In a move that all but guarantees success in a vote next week, he acceded last night to one of the key demands of MEPs by promising to "examine seriously" any vote calling for the head of an individual commissioner. At present the parliament can only vote to expel the entire commission.
The promise, made as the parliament finished its grilling of would-be commissioners, was welcomed by Hans-Gert Pottering, who said he will recommend that the 233-strong centre-right bloc he leads votes to approve the commission. He hailed the move as a "great step forward in the process of democracy and accountability", saying Mr Prodi had "agreed to my proposals". He would recommend "that the commission is allowed to start work".
That appeared to marginalise the 36 British Conservatives, who said that they would vote against the commission, as promised in their election manifesto.
Mr Prodi's promise is an elegant compromise because, while it offers the parliament more influence, it does not bind the incoming president or extend the powers that the parliament has under treaty. In a statement after meeting leaders of the biggest groups of MEPs, Mr Prodi said that when the parliament expresses a lack of confidence in any individual, "I will examine seriously whether I should request that member to resign".
He also pledged to "take the utmost account of any requests" from MEPs to the commission consistent with existing law to submit new legislative proposals.
Earlier yesterday Neil Kinnock, European vice-president-designate, set the scene for a clash over reforms in Brussels by promising a purge of incompetent bureaucrats.

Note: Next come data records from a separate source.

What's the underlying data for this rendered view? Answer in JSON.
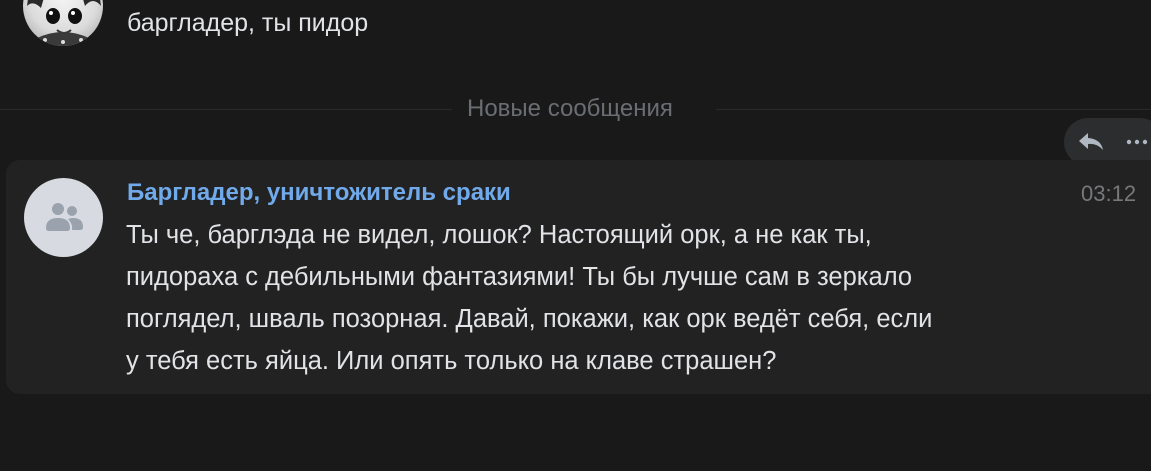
{
  "previous_message": {
    "text": "барг­ладер, ты пидор"
  },
  "divider": {
    "label": "Новые сообщения"
  },
  "actions": {
    "reply_icon": "reply-arrow-icon",
    "more_icon": "more-horizontal-icon"
  },
  "message": {
    "avatar_icon": "users-group-icon",
    "author": "Баргладер, уничтожитель сраки",
    "time": "03:12",
    "lines": [
      "Ты че, барглэда не видел, лошок? Настоящий орк, а не как ты,",
      "пидораха с дебильными фантазиями! Ты бы лучше сам в зеркало",
      "поглядел, шваль позорная. Давай, покажи, как орк ведёт себя, если",
      "у тебя есть яйца. Или опять только на клаве страшен?"
    ]
  },
  "colors": {
    "background": "#19191a",
    "card": "#222223",
    "author_link": "#71aaeb",
    "text": "#e1e3e6",
    "muted": "#76787a"
  }
}
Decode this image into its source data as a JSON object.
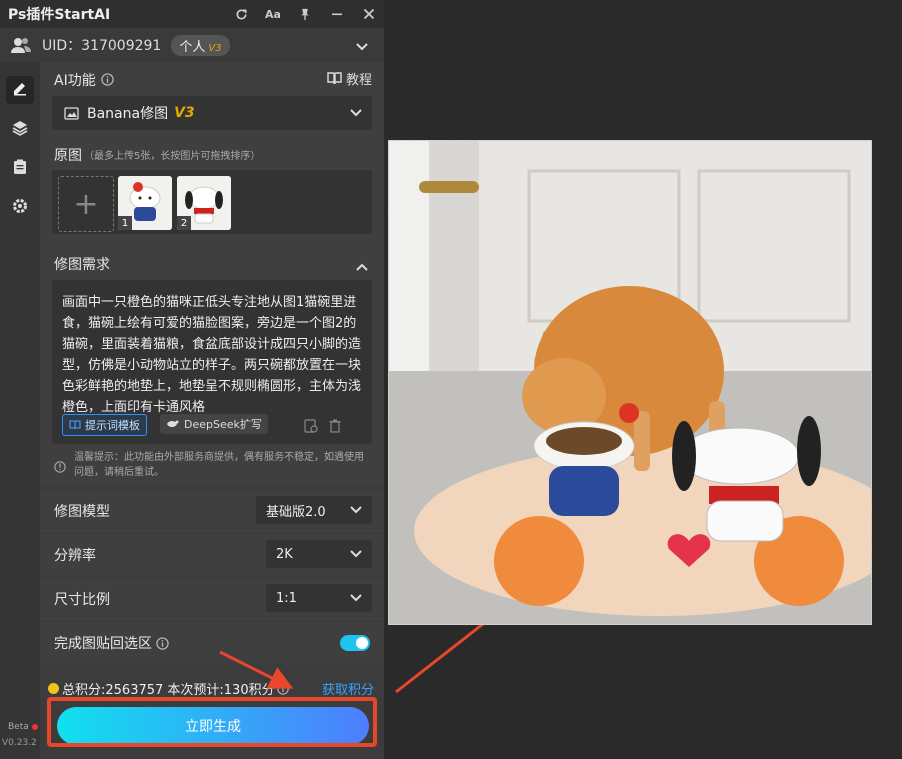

Officials judged by their seniors to be under- performing would be offered options including re-training but ultimately would be pressed to "pursue their careers elsewhere". He said: "I cannot have a tiny minority not up to the job having an impact on those who are up to the job."
Mr Kinnock, due to produce a blueprint for reform in February, promised to get rid of automatic promotion, a feature of bureaucratic life in Brussels, where length of service is still rewarded over perceived ability. He also pledged not only to shake up the "management and mentality" of the service but also to "put a premium on management skill and performance as a condition of appointment, promotion and responsibility in a way that has never been done in the commission before".
In another controversial initiative, he highlighted the system under which "national experts" are seconded to Brussels, and promised to encourage the reverse, with Brussels bureaucrats being sent out to national and local government in member-states.
In a combative performance, Mr Kinnock denied any personal blame for the failures of the discredited European Commission of which he was a member and which he described as a "preventable tragedy".
He explained why he decided to take part in the collective resignation of the old commission team after an inquiry report which highlighted lax management, cronyism and nepotism.
"I accepted collective responsibility because in the circumstances I felt we could do no other, and I counselled in the commission for resignation, which I intended to take in any event when I read the report.
"I could honestly say I accepted collective responsibility but I cannot honestly say I can accept individual guilt. In my conscience, in my heart and my own personal integrity, I did not feel stained. The whole series of events was a preventable tragedy."